Heating oil, burned by 6% of U.S. households for winter fuel, finds eight out of 10 users located in the Northeast. Lower heating oil stocks in the East Coast and Gulf Coast states, “…along with New York requiring heating oil with lower sulfur levels [See ICM cover story, October issue], are expected to contribute to a tighter heating oil market this winter.”
Propane heats about 5% of U.S. households. EIA said propane inventories totaled almost 76 million barrels in early October, up 32% from the same period a year ago.
Electricity is used by 38% of U.S. households for heating.
Click here for the full EIA report.
Industry response
The Energy Communications Council (ECC) points out that EIA’s projections are “…educated forecasts on which direction the weather, fuel supplies and prices might move in any given year,” and adds that “…the reality of the winter heating season may or may not match up with the data they have provided.”

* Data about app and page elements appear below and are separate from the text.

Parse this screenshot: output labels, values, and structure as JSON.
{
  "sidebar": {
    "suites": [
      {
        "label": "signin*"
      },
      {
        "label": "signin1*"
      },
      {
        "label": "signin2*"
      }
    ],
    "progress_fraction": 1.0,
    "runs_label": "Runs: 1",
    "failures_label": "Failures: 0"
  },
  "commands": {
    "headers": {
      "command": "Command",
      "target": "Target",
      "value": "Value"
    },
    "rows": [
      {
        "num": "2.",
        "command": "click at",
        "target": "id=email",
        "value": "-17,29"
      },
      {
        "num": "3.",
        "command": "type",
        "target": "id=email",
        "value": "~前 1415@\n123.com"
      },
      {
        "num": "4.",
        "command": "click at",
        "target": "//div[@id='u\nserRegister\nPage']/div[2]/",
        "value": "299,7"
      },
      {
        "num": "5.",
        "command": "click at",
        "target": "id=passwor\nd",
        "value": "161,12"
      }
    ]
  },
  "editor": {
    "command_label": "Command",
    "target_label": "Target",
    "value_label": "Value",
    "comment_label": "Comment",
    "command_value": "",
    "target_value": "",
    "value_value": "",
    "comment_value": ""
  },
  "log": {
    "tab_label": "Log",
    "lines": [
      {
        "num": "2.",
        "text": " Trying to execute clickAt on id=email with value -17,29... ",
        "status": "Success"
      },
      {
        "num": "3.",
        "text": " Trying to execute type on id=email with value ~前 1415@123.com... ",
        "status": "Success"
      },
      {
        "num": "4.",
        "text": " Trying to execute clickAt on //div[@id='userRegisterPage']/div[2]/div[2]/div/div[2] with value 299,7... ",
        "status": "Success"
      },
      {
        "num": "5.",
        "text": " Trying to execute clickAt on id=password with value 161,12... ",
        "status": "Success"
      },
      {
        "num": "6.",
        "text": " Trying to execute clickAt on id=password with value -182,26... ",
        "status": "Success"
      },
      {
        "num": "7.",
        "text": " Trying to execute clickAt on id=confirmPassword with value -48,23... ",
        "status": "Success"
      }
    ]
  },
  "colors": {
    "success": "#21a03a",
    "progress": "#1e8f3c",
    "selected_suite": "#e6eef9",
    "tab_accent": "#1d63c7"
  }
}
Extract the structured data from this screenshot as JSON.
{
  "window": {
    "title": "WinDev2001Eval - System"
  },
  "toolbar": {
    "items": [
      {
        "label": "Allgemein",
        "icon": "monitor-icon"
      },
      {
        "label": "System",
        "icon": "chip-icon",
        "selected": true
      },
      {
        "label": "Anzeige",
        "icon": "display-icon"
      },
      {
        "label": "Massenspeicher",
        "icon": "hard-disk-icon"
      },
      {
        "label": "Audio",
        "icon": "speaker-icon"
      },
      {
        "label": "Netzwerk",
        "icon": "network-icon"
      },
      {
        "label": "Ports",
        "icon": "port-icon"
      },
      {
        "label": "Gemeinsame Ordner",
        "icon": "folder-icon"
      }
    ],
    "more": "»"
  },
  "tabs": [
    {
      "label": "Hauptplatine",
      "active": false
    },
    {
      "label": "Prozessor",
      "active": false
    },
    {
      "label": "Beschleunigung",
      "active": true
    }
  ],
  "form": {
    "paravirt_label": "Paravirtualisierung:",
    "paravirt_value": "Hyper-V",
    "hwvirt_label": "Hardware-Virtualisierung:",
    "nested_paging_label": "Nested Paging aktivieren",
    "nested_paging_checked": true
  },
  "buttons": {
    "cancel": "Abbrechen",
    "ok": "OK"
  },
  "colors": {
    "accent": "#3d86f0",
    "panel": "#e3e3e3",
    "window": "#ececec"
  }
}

ECC also says heating oil prices and usage can vary greatly among U.S. states and regions. The ECC’s John Huber and Kevin Rooney offered the following thoughts in regard to the EIA’s Winter Fuels Outlook. John Huber is the ECC’s chief spokesman and president of the National Oilheat Research Alliance, and Kevin Rooney is the ECC’s primary spokesman and CEO of the Oil Heat Institute of Long Island.
ECC, said Huber, expects “…the heating oil supply to be plentiful for consumers during the 2012-2013 heating season. In addition to increased supply, heating oil continues to become more versatile as more and more states transition to ultra-low sulfur fuel. These projections, coupled with very stable Northeast Heating Oil Reserve levels, suggest ample fuel supply throughout the winter months.”
Rooney pointed out, “It is important to remember that last year’s winter months were some of the warmest in U.S. recorded history.”
The ECC predicts residential heating oil prices to be two percent higher than last winter. This is predicated on the fact that more consumers are taking the heating oil industyr’s advice on conservation, combined with federal and state incentive programs that have encouraged consumers to weatherize their homes and replace older heating equipment with new high efficiency equipment. Add to that the use of alternative energy sources, such as biofuels and solar domestic hot water applications and the amount of fuel consumed is dramatically being lowered, said ECC.
The ECC is composed of the Delaware Valley Fuel Dealers’ Association, the Empire State Petroleum Association, the Massachusetts Oilheat Council, the Oil Heat Institute of Long Island, the New York Oil Heating Association, Inc., and the Vermont Fuel Dealers Association. It is funded in part by the National Oilheat Research Alliance  (NORA).
Finally, click on the icon in the right column for EIA’s Today in Energy News update.